In the Wyoming Senate the county is represented by Republican Ogden Driskill since 2011.[16] In the Wyoming House of Representatives it has been represented by Republican Chip Neiman since 2021.[17]

Communities[edit]

Towns[edit]

Census-designated place[edit]

Unincorporated communities[edit]

See also[edit]

References[edit]

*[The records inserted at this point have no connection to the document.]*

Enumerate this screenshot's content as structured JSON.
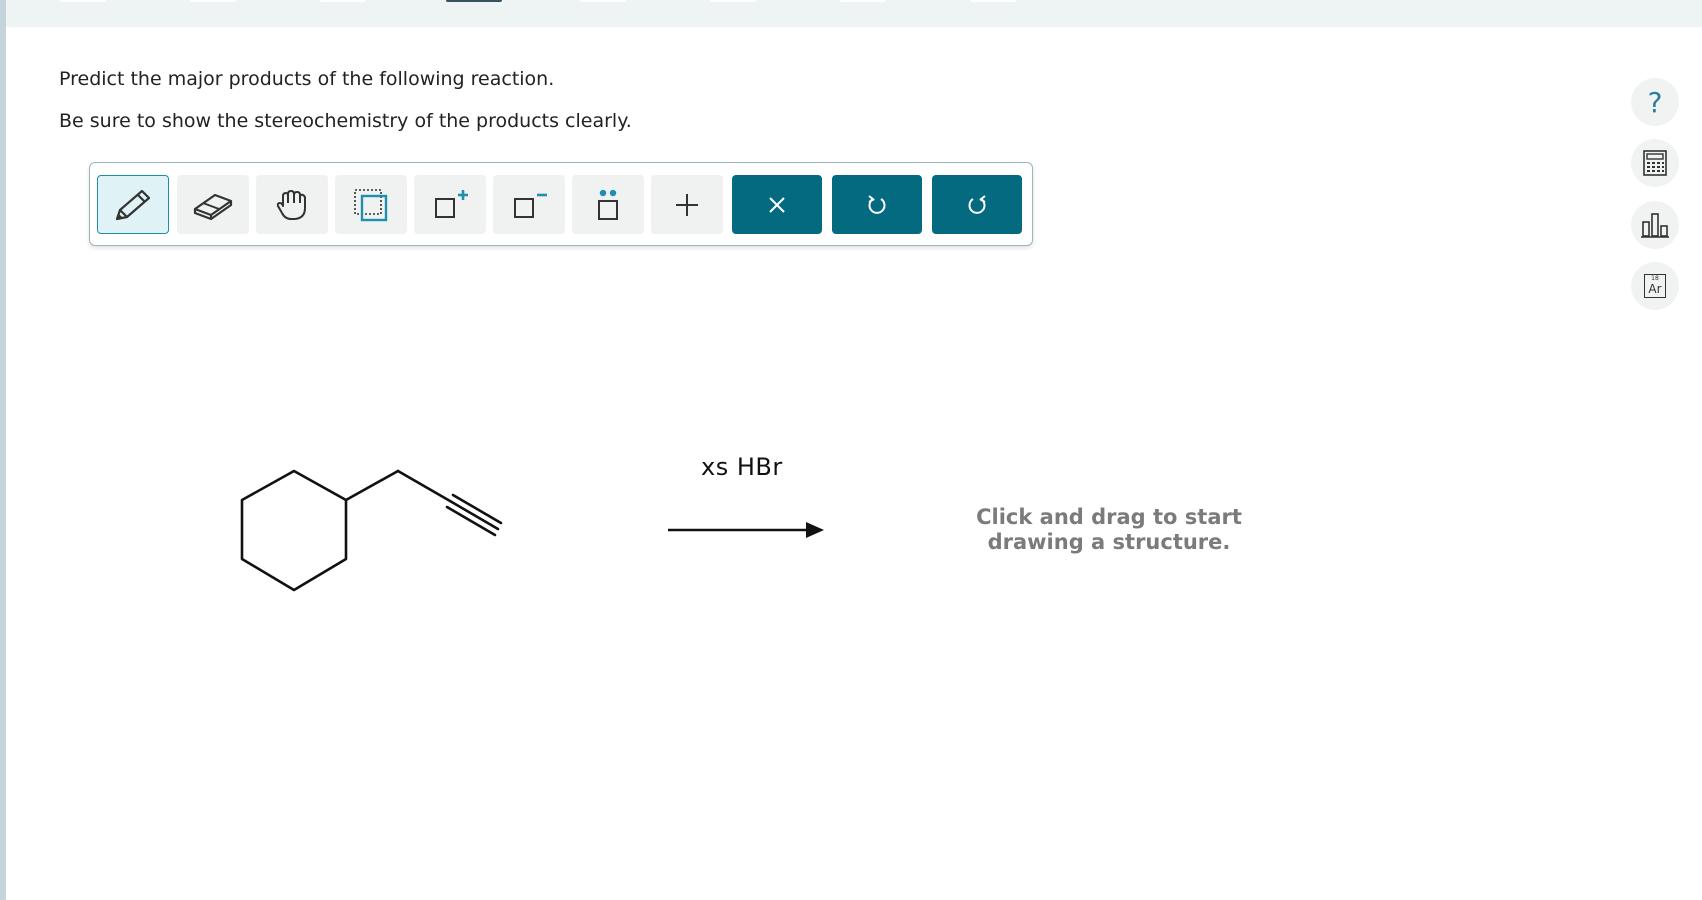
{
  "question": {
    "line1": "Predict the major products of the following reaction.",
    "line2": "Be sure to show the stereochemistry of the products clearly."
  },
  "toolbar": {
    "tools": [
      {
        "name": "pencil",
        "icon": "pencil-icon",
        "selected": true
      },
      {
        "name": "eraser",
        "icon": "eraser-icon"
      },
      {
        "name": "move",
        "icon": "hand-icon"
      },
      {
        "name": "selection",
        "icon": "selection-box-icon"
      },
      {
        "name": "positive-charge",
        "icon": "charge-plus-icon",
        "label": "+"
      },
      {
        "name": "negative-charge",
        "icon": "charge-minus-icon",
        "label": "−"
      },
      {
        "name": "lone-pair",
        "icon": "lone-pair-icon"
      },
      {
        "name": "add",
        "icon": "plus-icon",
        "label": "+"
      }
    ],
    "actions": [
      {
        "name": "clear",
        "icon": "close-icon",
        "label": "×"
      },
      {
        "name": "undo",
        "icon": "undo-icon"
      },
      {
        "name": "redo",
        "icon": "redo-icon"
      }
    ],
    "colors": {
      "accent": "#036a7f",
      "selected_bg": "#dff3f7",
      "tool_bg": "#f0f2f2"
    }
  },
  "side_tools": [
    {
      "name": "help",
      "icon": "question-icon",
      "label": "?"
    },
    {
      "name": "calculator",
      "icon": "calculator-icon"
    },
    {
      "name": "data-chart",
      "icon": "bar-chart-icon"
    },
    {
      "name": "periodic-table",
      "icon": "periodic-table-icon",
      "number": "18",
      "symbol": "Ar"
    }
  ],
  "reaction": {
    "reactant": "3-cyclohexylpropyne skeletal structure",
    "reagent": "xs HBr",
    "arrow": "right-arrow"
  },
  "canvas": {
    "hint": "Click and drag to start drawing a structure."
  }
}
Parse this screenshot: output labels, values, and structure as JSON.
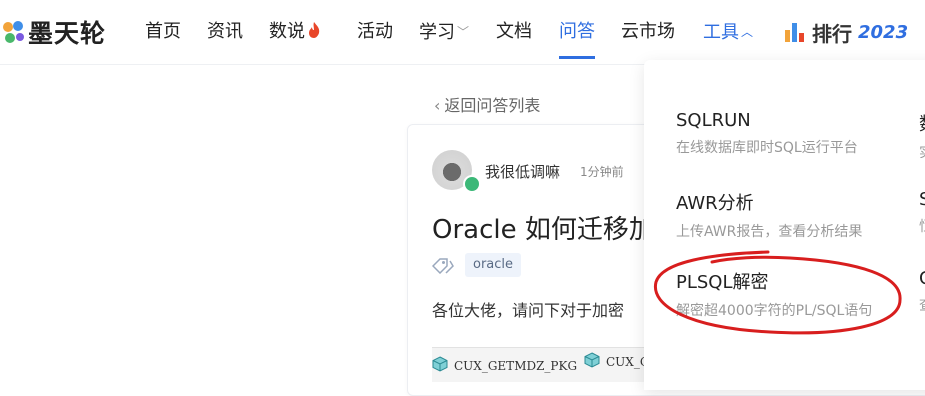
{
  "logo": {
    "text": "墨天轮"
  },
  "nav": {
    "items": [
      {
        "label": "首页"
      },
      {
        "label": "资讯"
      },
      {
        "label": "数说"
      },
      {
        "label": "活动"
      },
      {
        "label": "学习"
      },
      {
        "label": "文档"
      },
      {
        "label": "问答"
      },
      {
        "label": "云市场"
      },
      {
        "label": "工具"
      }
    ],
    "active": "问答",
    "rank_label": "排行",
    "rank_year": "2023"
  },
  "back_link": "返回问答列表",
  "question": {
    "author": "我很低调嘛",
    "time": "1分钟前",
    "title": "Oracle 如何迁移加",
    "tag": "oracle",
    "body": "各位大佬，请问下对于加密",
    "pkg_tabs": [
      "CUX_GETMDZ_PKG",
      "CUX_GETMDZ_PKG"
    ]
  },
  "tools_menu": {
    "items": [
      {
        "title": "SQLRUN",
        "desc": "在线数据库即时SQL运行平台"
      },
      {
        "title": "AWR分析",
        "desc": "上传AWR报告，查看分析结果"
      },
      {
        "title": "PLSQL解密",
        "desc": "解密超4000字符的PL/SQL语句"
      }
    ],
    "col2_partial": [
      {
        "title": "数",
        "desc": "实"
      },
      {
        "title": "S",
        "desc": "恒"
      },
      {
        "title": "C",
        "desc": "查"
      }
    ]
  },
  "colors": {
    "accent": "#2f6ee0",
    "annotation": "#d81e1e",
    "hot": "#e8462a"
  },
  "icons": [
    "logo-icon",
    "fire-icon",
    "chevron-down-icon",
    "chevron-up-icon",
    "bar-chart-icon",
    "chevron-left-icon",
    "tag-icon",
    "package-icon"
  ]
}
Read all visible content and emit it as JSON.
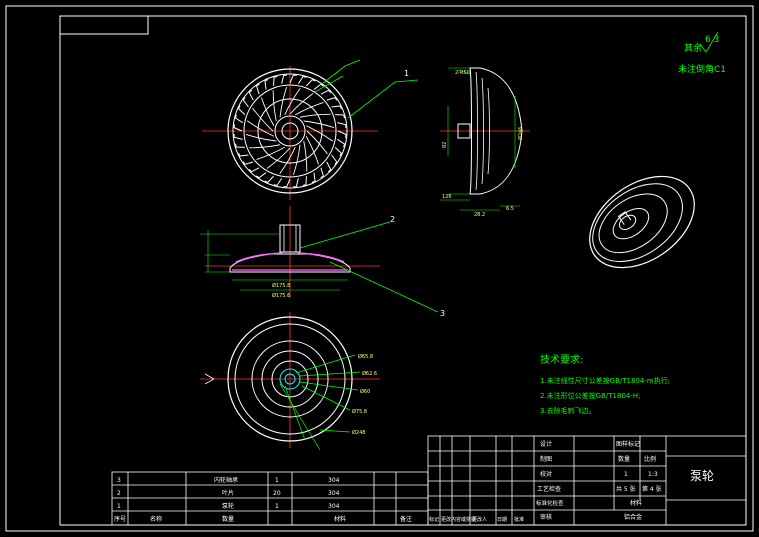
{
  "drawing": {
    "title": "泵轮",
    "roughness": {
      "value": "6.3",
      "note_prefix": "其余",
      "note_chamfer": "未注倒角C1"
    },
    "tech_requirements": {
      "heading": "技术要求:",
      "items": [
        "1.未注线性尺寸公差按GB/T1804-m执行;",
        "2.未注形位公差按GB/T1804-H;",
        "3.去除毛刺飞边。"
      ]
    },
    "callouts": [
      "1",
      "2",
      "3"
    ],
    "side_view_dims": [
      "2-R50",
      "Ø246",
      "82",
      "126",
      "28.2",
      "6.5"
    ],
    "section_dims": [
      "Ø175.8",
      "Ø175.6"
    ],
    "bottom_dims": [
      "Ø65.8",
      "Ø62.6",
      "Ø60",
      "Ø75.8",
      "Ø248"
    ],
    "title_block": {
      "rows": [
        {
          "label": "设计",
          "value": "",
          "col2": "图样标记",
          "col3": ""
        },
        {
          "label": "制图",
          "value": "",
          "col2": "数量",
          "col3": "比例"
        },
        {
          "label": "校对",
          "value": "",
          "col2": "1",
          "col3": "1:3"
        },
        {
          "label": "工艺检查",
          "value": "",
          "col2": "共 5 张",
          "col3": "第 4 张"
        },
        {
          "label": "标准化检查",
          "value": "",
          "col2": "材料",
          "col3": ""
        },
        {
          "label": "审核",
          "value": "",
          "col2": "铝合金",
          "col3": ""
        }
      ],
      "bottom_labels": [
        "标记",
        "更改内容或依据",
        "更改人",
        "日期",
        "批准"
      ]
    },
    "parts_list": {
      "rows": [
        {
          "no": "3",
          "name": "内轮轴承",
          "qty": "1",
          "material": "304"
        },
        {
          "no": "2",
          "name": "叶片",
          "qty": "20",
          "material": "304"
        },
        {
          "no": "1",
          "name": "泵轮",
          "qty": "1",
          "material": "304"
        }
      ],
      "header": {
        "no": "序号",
        "name": "名称",
        "qty": "数量",
        "material": "材料",
        "note": "备注"
      }
    }
  }
}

  1. ^ a b "State & County QuickFacts". US Census Bureau. Archived from the original on March 1, 2016. Retrieved January 25, 2014.
  2. ^ "Find a County". National Association of Counties. Archived from the original on May 31, 2011. Retrieved June 7, 2011.
  3. ^ Long, John H., ed. (2004). "Wyoming: Individual County Chronologies". Wyoming Atlas of Historical County Boundaries. The Newberry Library. Archived from the original on August 3, 2015. Retrieved August 19, 2015.
  4. ^ Urbanek, Mae (1988). Wyoming Place Names. Missoula MT: Mountain Press Pub. Co. ISBN 0-87842-204-8.
  5. ^ "2010 Census Gazetteer Files". US Census Bureau. August 22, 2012. Retrieved August 5, 2015.
  6. ^ "US Decennial Census". US Census Bureau. Retrieved August 5, 2015.
  7. ^ "Historical Decennial Census Population for Wyoming Counties, Cities, and Towns". Wyoming Department of Administration & Information, Division of Economic Analysis. Retrieved January 25, 2014.
  8. ^ "U.S. Census website". US Census Bureau. Retrieved May 14, 2011.
  9. ^ a b c "Profile of General Population and Housing Characteristics: 2010 Demographic Profile Data". US Census Bureau. Archived from the original on February 13, 2020. Retrieved January 12, 2016.
  10. ^ "Population, Housing Units, Area, and Density: 2010 - County". US Census Bureau. Archived from the original on February 13, 2020. Retrieved January 12, 2016.
  11. ^ "Selected Social Characteristics in the US – 2006-2010 American Community Survey 5-Year Estimates". US Census Bureau. Archived from the original on February 13, 2020. Retrieved January 12, 2016.
  12. ^ "Selected Economic Characteristics – 2006-2010 American Community Survey 5-Year Estimates". US Census Bureau. Archived from the original on February 13, 2020. Retrieved January 12, 2016.
  13. ^ "Presidential election of 1932 - Map by counties". geoelections.free.fr. Retrieved April 5, 2018.
  14. ^ The New York Times electoral map (Zoom in on Wyoming)
  15. ^ Leip, David. "Atlas of US Presidential Elections". uselectionatlas.org. Retrieved April 5, 2018.
  16. ^ "State of Wyoming Legislature|Ogden Driskill". legisweb.state.wy.us. Retrieved April 5, 2018.
  17. ^ Neiman, Chip (January 12, 2021). "House District 01: Representative Chip Neiman". wyoleg.gov. Archived from the original on January 27, 2021. Retrieved July 20, 2021.
  18. ^ Colony WY Google Maps (accessed 10 January 2019)
  19. ^ Devils Tower WY Google Maps (accessed 10 January 2019)
  20. ^ Farrall WY Google Maps (accessed 10 January 2019)
  21. ^ Moskee WY Google Maps (accessed 10 January 2019)
  22. ^ New Haven WY Google Maps (accessed 10 January 2019)
  23. ^ Oshoto WY Google Maps (accessed 10 January 2019)
  24. ^ Sand Creek Crossing WY Google Maps (accessed 10 January 2019)
  25. ^ Stroner wY Google Maps (accessed 10 January 2019)

External links[edit]

Media related to Crook County, Wyoming at Wikimedia Commons

Coordinates: 44°35′N 104°34′W / 44.59°N 104.56°W / 44.59; -104.56